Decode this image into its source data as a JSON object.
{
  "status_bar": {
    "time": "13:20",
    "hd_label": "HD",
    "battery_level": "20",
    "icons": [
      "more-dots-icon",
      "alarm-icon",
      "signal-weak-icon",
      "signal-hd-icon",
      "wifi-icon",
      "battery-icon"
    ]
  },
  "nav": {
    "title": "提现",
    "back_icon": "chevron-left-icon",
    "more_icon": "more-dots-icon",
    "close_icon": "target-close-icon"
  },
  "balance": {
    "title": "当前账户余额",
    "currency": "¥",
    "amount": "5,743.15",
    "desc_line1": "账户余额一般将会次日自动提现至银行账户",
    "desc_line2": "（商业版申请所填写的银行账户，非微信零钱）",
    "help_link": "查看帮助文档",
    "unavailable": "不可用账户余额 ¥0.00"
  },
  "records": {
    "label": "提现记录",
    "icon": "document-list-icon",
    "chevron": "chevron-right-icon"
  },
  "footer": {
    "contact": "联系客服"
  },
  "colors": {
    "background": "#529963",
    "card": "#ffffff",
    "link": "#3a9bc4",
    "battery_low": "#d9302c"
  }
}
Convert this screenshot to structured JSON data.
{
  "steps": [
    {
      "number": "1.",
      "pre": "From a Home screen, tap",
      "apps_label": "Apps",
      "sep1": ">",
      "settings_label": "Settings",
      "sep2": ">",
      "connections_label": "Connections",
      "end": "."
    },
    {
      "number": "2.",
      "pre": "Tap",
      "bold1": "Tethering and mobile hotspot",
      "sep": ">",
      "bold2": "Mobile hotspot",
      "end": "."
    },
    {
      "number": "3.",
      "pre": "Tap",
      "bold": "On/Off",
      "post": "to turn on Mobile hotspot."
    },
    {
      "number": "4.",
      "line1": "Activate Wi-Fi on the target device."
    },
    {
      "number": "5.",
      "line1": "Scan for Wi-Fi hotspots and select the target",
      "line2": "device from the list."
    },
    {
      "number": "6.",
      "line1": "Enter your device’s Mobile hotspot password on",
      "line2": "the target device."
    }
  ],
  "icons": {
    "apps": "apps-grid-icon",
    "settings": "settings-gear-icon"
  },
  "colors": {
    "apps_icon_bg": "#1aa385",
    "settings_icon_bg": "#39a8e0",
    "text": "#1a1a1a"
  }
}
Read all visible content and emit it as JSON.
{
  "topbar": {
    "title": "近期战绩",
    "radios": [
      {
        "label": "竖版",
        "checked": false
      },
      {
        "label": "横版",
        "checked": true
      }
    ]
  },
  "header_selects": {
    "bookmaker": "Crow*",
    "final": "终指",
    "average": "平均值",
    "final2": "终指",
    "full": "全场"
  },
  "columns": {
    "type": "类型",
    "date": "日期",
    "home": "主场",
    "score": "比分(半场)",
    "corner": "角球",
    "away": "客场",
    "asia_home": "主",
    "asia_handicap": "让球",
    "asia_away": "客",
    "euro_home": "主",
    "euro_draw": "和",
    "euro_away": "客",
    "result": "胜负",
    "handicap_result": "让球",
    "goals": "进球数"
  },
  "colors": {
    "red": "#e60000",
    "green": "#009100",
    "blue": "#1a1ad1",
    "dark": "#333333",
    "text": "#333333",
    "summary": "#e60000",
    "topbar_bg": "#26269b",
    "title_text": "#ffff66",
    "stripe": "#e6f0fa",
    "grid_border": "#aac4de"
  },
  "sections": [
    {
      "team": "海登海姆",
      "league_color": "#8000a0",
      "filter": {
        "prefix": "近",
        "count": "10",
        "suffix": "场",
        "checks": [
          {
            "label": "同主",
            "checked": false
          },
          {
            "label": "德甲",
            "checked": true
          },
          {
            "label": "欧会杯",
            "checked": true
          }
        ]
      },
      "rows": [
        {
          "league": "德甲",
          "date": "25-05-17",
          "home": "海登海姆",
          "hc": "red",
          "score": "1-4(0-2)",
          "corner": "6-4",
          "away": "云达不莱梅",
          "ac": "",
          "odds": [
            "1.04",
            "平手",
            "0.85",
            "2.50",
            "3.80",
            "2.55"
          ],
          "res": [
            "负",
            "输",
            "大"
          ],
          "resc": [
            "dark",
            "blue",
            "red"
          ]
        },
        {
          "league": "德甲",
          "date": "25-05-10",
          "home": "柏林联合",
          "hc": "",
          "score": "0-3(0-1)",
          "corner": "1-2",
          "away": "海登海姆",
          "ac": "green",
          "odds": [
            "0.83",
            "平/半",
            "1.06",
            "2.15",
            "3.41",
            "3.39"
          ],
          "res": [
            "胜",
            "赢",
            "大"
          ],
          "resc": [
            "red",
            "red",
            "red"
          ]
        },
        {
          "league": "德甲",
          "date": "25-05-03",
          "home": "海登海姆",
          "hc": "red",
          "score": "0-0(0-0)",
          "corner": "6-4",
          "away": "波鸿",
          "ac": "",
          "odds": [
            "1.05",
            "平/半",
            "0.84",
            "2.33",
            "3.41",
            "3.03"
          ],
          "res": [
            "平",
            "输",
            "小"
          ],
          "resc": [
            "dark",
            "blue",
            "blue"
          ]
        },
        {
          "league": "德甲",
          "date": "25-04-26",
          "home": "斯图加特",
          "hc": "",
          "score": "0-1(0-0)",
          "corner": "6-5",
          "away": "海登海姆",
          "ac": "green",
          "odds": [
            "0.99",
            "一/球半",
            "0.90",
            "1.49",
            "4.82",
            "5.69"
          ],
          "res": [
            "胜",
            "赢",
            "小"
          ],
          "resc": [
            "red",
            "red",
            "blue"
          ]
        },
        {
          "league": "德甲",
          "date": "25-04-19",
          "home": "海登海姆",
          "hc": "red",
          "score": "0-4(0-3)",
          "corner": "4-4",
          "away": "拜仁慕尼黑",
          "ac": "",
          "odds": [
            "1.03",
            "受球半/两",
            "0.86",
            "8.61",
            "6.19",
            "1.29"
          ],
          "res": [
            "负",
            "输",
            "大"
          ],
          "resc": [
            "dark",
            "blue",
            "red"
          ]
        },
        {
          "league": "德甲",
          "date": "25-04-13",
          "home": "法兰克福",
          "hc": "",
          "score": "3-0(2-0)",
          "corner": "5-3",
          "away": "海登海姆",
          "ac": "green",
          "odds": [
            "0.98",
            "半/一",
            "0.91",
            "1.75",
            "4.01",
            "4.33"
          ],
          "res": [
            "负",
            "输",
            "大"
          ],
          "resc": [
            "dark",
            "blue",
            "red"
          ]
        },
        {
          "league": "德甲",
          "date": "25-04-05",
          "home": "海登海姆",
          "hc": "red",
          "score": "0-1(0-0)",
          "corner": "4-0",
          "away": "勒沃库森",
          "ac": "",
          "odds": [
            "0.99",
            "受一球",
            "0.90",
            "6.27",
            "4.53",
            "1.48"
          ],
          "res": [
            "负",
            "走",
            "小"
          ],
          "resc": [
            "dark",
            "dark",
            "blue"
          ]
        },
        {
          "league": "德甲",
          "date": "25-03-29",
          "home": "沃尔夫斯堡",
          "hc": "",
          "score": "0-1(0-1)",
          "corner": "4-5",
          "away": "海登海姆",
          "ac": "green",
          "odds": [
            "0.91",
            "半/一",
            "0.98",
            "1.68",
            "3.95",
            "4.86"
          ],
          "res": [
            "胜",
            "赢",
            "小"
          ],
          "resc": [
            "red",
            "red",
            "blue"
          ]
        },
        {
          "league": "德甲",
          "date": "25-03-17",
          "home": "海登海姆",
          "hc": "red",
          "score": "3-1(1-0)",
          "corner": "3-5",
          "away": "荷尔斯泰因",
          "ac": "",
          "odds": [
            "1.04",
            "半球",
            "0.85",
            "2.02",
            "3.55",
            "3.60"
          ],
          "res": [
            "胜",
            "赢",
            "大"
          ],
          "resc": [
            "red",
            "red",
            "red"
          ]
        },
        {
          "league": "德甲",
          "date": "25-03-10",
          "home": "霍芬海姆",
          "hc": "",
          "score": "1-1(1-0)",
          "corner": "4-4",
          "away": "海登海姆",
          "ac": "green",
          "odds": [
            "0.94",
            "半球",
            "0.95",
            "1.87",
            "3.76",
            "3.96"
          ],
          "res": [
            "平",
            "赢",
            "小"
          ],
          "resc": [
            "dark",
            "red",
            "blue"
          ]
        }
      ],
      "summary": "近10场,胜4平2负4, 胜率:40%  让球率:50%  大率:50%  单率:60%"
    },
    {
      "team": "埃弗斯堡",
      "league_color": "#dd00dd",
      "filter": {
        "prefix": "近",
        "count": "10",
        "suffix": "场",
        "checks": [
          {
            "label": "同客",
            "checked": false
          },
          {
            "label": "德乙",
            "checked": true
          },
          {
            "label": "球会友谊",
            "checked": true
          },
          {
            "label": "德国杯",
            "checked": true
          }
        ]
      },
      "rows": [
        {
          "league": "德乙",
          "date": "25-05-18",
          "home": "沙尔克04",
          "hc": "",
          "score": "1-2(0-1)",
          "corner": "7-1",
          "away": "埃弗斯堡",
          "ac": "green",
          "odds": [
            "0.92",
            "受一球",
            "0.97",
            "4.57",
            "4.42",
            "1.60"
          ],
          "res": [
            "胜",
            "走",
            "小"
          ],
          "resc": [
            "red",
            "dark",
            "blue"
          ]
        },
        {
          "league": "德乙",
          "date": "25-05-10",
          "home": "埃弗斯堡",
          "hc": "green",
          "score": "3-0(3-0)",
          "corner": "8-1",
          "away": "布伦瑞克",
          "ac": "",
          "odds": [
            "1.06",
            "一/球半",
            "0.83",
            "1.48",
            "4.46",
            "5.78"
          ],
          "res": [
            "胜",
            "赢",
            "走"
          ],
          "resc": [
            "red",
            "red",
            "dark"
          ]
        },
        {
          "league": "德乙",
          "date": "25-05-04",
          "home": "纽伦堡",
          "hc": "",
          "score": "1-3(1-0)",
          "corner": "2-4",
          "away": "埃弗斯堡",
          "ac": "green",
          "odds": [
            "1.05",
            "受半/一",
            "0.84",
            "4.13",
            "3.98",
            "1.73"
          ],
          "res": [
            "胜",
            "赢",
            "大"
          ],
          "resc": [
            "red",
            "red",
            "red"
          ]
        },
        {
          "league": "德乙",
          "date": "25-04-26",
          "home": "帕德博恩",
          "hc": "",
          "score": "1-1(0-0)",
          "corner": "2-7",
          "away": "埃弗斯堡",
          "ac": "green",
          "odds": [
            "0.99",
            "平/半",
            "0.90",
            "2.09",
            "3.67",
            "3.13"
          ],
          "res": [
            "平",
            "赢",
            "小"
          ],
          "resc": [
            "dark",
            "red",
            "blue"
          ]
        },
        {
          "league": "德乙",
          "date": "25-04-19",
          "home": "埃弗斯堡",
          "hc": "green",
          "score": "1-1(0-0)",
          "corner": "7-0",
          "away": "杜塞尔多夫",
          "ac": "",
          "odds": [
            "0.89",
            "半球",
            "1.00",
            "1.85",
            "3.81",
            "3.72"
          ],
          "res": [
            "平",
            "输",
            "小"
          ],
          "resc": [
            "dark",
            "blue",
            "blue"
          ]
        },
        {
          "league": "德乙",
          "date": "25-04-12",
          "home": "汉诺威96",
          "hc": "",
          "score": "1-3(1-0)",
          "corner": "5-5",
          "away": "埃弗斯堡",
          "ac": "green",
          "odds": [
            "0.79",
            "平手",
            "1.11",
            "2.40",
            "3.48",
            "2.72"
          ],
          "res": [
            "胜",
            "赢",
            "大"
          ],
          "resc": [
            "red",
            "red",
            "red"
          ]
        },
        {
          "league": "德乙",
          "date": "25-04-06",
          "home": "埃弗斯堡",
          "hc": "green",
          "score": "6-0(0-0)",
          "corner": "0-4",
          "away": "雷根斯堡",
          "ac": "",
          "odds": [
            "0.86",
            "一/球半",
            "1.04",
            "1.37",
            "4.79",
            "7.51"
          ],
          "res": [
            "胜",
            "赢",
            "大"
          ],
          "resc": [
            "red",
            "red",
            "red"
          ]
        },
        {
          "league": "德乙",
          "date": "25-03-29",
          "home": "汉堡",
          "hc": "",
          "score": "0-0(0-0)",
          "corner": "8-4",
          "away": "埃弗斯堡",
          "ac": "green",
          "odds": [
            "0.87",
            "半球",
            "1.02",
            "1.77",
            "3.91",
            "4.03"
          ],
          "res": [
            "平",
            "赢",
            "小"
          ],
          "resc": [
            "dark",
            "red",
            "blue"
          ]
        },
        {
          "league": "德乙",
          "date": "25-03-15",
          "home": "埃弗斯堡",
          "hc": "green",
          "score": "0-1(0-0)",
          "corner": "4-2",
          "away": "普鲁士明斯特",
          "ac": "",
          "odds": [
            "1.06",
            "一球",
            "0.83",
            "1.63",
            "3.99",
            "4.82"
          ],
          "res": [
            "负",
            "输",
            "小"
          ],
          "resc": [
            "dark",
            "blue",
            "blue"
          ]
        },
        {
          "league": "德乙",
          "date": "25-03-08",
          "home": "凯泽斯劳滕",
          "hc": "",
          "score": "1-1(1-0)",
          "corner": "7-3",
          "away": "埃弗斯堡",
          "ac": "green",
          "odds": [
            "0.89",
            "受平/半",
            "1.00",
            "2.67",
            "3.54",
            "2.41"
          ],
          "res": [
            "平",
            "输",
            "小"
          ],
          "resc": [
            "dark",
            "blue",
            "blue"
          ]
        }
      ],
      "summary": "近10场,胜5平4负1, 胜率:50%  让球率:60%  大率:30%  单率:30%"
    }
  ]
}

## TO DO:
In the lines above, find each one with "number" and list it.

## SOLUTION:
      "number": "1.",
      "number": "2.",
      "number": "3.",
      "number": "4.",
      "number": "5.",
      "number": "6.",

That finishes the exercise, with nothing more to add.